  • Police assume that one of the people now dead fired the shots
  • Germany has been on high alert since December 2016, when a Tunisian asylum seeker with extremist links caused chaos

MUNICH: Two people have been killed in the southern German city of Munich after locals reported shots being fired at a construction site on Thursday morning, a police spokesman said.
Police say they believe one of the dead fired the shots, spokesman Sven Mueller said.

"There is no danger for people there anymore," Mueller said, adding that he had no other details for the time being.

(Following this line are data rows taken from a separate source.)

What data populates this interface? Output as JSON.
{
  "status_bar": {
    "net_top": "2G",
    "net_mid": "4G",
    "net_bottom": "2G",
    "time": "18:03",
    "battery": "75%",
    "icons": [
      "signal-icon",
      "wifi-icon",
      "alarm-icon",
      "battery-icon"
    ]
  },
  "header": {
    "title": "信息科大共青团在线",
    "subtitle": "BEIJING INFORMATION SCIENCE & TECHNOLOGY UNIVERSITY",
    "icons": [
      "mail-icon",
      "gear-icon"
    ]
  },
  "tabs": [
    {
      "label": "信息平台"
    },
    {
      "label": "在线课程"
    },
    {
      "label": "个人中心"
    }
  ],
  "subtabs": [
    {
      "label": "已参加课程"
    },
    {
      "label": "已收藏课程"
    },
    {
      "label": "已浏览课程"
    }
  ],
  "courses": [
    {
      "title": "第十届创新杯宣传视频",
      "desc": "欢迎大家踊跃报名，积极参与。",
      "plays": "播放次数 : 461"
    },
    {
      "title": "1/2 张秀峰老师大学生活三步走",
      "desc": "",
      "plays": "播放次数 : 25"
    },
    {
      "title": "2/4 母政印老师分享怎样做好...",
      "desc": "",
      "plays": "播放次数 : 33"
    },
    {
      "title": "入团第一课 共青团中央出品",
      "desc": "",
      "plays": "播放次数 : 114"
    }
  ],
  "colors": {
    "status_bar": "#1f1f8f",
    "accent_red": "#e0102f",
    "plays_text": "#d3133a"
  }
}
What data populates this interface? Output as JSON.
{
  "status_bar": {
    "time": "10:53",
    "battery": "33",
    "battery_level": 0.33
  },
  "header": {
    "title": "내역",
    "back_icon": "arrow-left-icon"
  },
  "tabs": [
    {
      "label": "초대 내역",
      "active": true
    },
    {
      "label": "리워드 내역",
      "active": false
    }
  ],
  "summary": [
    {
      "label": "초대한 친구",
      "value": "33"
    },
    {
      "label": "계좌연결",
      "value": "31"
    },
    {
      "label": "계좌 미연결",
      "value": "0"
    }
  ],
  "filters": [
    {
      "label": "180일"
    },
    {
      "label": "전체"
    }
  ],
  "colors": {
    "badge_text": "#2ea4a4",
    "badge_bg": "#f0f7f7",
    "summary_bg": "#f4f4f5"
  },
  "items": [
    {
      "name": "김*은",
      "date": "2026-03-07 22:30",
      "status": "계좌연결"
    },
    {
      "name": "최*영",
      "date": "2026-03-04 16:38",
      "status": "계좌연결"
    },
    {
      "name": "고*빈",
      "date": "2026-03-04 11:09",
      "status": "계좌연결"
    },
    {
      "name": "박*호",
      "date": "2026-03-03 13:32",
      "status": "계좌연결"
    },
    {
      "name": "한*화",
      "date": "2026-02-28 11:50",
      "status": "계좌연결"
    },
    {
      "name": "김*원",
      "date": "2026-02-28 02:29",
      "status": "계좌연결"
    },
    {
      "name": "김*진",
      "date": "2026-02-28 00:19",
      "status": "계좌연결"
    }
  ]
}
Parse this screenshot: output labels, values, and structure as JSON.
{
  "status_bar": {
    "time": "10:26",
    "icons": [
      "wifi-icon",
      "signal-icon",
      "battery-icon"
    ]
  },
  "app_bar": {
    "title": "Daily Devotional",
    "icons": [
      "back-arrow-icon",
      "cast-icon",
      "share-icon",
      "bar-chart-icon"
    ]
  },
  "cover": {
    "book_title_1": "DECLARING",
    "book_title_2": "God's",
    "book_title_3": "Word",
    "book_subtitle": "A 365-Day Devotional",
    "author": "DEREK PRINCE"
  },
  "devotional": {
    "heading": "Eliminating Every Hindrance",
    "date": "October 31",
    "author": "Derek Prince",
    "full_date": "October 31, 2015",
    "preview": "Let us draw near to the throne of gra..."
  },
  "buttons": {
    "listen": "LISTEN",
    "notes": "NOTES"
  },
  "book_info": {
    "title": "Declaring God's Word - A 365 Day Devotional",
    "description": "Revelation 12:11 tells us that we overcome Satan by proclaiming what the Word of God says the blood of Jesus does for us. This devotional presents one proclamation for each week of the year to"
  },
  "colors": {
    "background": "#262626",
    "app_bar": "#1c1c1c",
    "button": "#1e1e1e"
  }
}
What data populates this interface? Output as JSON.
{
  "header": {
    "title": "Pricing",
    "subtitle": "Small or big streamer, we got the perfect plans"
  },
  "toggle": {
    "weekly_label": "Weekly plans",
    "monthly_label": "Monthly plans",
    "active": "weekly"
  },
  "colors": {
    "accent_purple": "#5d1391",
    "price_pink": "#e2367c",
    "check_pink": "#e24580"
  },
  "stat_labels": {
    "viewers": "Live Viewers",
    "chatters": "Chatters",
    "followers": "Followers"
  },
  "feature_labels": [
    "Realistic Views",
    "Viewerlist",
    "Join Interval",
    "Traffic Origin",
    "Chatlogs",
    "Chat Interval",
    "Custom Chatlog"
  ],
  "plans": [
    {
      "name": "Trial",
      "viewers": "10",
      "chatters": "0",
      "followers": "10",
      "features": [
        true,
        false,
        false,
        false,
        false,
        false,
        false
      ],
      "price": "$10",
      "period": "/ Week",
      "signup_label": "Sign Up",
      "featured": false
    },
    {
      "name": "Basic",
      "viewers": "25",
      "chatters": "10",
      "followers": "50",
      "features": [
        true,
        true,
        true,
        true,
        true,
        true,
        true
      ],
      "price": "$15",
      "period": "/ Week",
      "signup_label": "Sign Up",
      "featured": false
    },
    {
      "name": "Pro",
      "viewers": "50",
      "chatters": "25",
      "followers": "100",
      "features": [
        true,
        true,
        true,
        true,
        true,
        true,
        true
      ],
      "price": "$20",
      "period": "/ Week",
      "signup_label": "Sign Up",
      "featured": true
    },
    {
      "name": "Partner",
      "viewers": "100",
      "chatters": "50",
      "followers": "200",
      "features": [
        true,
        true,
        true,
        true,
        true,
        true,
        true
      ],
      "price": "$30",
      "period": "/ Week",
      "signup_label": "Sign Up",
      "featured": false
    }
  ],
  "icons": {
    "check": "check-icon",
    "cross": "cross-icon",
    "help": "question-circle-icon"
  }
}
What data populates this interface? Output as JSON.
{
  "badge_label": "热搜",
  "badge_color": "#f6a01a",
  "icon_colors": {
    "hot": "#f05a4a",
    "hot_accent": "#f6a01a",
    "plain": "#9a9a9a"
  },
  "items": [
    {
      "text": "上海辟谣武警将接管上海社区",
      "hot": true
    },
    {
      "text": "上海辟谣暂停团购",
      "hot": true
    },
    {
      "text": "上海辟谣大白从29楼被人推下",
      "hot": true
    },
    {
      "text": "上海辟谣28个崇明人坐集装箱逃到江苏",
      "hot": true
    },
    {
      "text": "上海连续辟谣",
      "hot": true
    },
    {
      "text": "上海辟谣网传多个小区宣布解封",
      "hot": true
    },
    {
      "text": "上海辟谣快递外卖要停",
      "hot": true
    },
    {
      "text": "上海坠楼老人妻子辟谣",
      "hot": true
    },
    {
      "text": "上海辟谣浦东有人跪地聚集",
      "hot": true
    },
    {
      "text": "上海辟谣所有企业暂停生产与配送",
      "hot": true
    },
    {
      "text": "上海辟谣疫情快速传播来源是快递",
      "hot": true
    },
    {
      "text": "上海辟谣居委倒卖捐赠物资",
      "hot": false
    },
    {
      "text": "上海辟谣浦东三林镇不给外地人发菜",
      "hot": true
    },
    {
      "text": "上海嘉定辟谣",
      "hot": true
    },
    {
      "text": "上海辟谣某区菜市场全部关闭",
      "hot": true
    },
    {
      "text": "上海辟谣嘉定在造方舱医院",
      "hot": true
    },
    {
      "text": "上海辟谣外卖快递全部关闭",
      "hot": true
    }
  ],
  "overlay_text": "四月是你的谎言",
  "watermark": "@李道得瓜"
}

The incident is not believed to be terror related.
Germany has been on high alert since December 2016, when a Tunisian asylum seeker with extremist links hijacked a truck, killed the driver and then ploughed it into a crowded market place in Berlin, killing 11 more people and injuring dozens.